Search the data for "text". Return each matching line.
+++ DATASET EXCERPTS
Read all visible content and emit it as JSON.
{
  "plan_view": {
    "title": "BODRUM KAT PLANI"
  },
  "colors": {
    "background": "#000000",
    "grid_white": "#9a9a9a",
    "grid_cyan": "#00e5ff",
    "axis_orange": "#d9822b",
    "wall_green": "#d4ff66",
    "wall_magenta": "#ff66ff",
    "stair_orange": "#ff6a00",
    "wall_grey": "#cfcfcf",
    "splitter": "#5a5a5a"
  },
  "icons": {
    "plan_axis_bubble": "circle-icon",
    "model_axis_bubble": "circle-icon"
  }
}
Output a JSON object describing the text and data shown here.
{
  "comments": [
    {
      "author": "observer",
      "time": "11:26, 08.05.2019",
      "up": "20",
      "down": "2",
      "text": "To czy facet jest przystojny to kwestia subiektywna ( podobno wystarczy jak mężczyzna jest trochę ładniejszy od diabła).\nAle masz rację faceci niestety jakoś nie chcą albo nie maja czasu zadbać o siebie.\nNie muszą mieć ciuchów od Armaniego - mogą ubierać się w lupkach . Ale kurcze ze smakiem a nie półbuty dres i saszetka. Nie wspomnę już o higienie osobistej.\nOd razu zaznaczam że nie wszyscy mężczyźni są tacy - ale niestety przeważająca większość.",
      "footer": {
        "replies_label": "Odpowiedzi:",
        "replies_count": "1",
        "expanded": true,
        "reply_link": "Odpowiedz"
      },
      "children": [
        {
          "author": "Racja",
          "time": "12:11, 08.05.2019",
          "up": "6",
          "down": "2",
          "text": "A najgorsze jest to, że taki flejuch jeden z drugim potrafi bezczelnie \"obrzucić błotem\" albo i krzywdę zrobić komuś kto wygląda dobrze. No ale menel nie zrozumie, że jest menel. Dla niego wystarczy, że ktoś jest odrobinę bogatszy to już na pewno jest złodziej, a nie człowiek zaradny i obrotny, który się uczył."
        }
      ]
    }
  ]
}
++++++
• RESULT BELOW:
Output a JSON object describing the text and data shown here.
      "text": "To czy facet jest przystojny to kwestia subiektywna ( podobno wystarczy jak mężczyzna jest trochę ładniejszy od diabła).\nAle masz rację faceci niestety jakoś nie chcą albo nie maja czasu zadbać o siebie.\nNie muszą mieć ciuchów od Armaniego - mogą ubierać się w lupkach . Ale kurcze ze smakiem a nie półbuty dres i saszetka. Nie wspomnę już o higienie osobistej.\nOd razu zaznaczam że nie wszyscy mężczyźni są tacy - ale niestety przeważająca większość.",
          "text": "A najgorsze jest to, że taki flejuch jeden z drugim potrafi bezczelnie \"obrzucić błotem\" albo i krzywdę zrobić komuś kto wygląda dobrze. No ale menel nie zrozumie, że jest menel. Dla niego wystarczy, że ktoś jest odrobinę bogatszy to już na pewno jest złodziej, a nie człowiek zaradny i obrotny, który się uczył."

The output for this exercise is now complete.